[Dataset items]

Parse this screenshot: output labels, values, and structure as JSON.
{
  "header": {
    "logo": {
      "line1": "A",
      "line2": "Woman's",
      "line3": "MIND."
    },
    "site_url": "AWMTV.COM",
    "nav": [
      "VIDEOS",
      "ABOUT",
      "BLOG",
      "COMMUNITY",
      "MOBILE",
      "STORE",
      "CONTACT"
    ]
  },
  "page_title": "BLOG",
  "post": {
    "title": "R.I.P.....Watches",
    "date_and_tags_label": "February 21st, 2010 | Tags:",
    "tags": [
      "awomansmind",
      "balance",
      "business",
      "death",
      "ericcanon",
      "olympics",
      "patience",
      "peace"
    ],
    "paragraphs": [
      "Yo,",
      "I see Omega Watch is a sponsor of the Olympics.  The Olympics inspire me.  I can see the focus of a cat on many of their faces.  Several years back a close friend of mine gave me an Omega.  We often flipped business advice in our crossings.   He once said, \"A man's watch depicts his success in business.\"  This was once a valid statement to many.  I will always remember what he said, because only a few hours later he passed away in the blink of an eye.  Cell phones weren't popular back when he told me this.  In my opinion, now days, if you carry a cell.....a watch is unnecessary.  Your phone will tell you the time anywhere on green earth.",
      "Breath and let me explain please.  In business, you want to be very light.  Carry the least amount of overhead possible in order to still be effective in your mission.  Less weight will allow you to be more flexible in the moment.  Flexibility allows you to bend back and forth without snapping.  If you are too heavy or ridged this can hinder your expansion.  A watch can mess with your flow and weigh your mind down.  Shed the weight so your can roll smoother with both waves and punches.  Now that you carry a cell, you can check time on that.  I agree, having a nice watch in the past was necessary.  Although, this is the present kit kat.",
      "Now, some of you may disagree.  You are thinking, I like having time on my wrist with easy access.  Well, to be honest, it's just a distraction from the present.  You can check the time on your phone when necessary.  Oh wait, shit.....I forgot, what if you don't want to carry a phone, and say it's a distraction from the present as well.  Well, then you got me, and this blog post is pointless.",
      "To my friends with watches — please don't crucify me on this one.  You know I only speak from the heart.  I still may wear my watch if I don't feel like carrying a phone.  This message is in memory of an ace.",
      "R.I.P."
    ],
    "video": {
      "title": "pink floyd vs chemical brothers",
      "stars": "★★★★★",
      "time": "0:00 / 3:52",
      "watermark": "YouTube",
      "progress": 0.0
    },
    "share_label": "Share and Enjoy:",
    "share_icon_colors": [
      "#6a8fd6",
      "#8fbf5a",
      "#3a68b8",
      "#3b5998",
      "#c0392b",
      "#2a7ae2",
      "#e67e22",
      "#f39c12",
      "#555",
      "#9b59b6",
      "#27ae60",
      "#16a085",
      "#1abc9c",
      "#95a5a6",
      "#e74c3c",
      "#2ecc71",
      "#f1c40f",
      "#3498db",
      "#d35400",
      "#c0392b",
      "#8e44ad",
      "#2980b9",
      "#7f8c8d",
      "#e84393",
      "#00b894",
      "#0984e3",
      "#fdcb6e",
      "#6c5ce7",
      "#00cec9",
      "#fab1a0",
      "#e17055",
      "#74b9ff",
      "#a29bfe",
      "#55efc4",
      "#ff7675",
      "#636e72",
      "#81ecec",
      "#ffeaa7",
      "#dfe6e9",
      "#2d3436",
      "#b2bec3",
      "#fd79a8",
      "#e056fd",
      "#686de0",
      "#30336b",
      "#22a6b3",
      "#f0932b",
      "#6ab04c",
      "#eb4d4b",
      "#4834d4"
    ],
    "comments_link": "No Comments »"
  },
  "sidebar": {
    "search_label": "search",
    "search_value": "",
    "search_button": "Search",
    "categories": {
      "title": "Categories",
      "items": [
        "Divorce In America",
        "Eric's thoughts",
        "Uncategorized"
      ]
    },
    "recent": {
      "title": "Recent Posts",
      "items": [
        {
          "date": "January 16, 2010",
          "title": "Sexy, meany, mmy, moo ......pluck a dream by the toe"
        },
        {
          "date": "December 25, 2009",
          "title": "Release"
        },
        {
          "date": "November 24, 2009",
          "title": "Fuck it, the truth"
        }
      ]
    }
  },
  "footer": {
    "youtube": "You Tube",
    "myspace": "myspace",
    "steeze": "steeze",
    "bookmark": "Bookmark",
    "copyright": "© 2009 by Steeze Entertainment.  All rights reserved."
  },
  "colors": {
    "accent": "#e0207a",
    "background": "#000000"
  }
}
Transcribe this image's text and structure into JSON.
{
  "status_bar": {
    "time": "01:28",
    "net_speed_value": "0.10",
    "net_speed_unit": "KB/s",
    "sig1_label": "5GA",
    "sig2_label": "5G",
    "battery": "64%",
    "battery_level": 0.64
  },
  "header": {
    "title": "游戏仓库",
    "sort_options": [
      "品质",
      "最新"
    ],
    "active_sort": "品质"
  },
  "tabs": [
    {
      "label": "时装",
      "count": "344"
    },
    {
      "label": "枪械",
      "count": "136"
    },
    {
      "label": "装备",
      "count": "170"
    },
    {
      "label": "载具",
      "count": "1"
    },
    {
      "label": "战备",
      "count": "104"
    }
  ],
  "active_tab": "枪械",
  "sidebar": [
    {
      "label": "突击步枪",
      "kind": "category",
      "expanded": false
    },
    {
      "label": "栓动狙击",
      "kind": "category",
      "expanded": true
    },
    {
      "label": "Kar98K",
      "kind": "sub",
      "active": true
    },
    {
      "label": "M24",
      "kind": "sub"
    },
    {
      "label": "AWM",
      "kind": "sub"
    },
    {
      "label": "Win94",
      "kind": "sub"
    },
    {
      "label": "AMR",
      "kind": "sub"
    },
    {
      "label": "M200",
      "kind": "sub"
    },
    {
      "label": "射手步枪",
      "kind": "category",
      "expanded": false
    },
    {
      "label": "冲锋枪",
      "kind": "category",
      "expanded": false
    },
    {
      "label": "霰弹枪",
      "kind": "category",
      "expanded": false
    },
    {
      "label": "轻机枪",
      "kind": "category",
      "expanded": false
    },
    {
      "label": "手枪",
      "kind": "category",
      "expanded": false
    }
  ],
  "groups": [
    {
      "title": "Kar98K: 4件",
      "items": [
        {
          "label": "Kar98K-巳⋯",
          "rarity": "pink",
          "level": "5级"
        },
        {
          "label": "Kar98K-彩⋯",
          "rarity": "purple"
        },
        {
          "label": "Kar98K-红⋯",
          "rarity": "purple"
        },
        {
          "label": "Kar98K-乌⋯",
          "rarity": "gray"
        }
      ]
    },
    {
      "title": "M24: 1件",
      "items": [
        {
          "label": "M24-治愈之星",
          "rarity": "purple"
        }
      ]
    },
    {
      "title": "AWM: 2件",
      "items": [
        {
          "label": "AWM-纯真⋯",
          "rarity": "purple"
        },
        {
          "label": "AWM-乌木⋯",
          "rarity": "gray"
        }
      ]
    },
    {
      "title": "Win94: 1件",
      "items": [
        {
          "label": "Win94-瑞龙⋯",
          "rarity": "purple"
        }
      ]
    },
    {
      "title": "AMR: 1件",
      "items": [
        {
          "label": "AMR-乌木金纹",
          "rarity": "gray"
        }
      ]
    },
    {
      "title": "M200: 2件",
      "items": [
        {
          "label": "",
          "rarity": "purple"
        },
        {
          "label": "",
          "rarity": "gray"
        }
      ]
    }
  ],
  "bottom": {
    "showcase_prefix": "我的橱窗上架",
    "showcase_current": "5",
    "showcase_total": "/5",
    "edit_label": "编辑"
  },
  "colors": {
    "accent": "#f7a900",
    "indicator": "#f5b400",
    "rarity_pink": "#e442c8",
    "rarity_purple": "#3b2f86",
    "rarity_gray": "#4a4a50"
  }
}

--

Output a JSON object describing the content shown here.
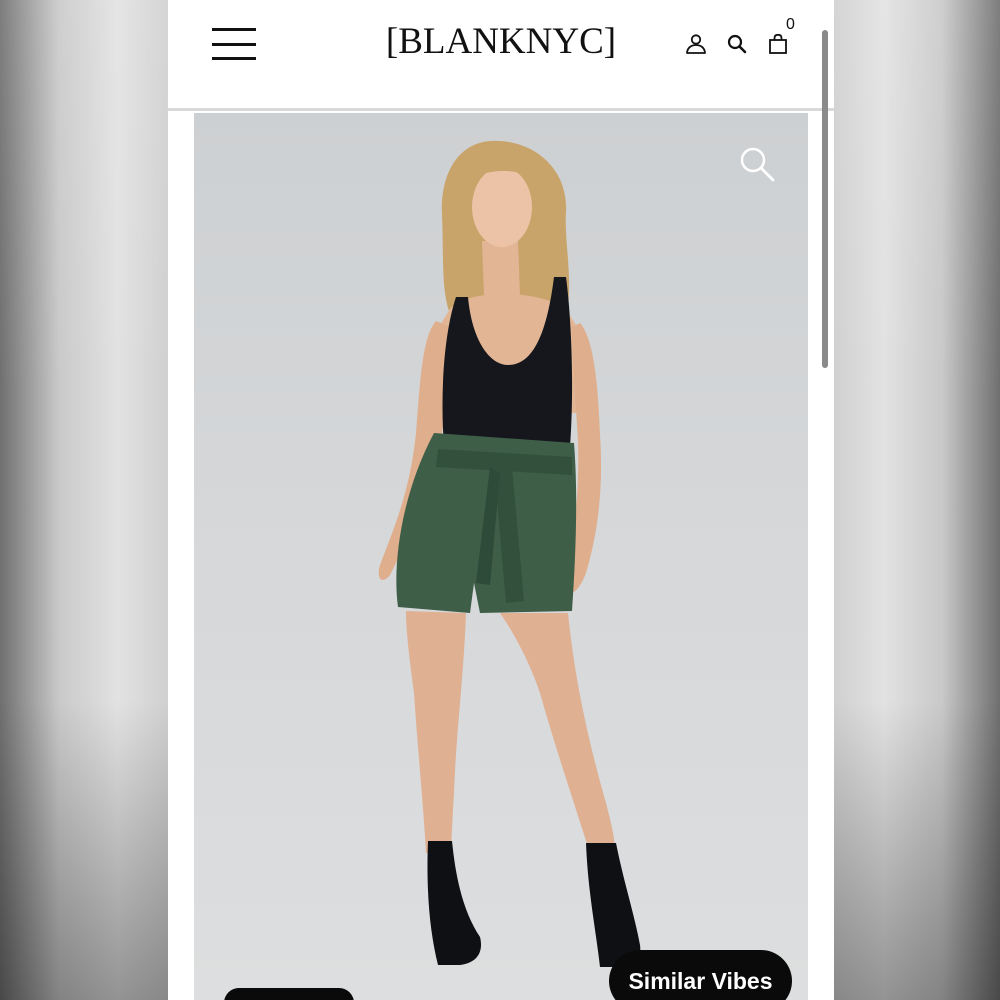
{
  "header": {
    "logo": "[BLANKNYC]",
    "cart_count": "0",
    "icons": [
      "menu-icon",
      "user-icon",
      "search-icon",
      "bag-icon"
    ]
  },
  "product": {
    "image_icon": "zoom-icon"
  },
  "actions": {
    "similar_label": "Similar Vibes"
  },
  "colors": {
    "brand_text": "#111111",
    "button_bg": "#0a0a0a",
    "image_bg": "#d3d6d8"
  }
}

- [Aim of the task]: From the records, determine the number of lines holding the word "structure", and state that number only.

- [Solution for this exercise]: 2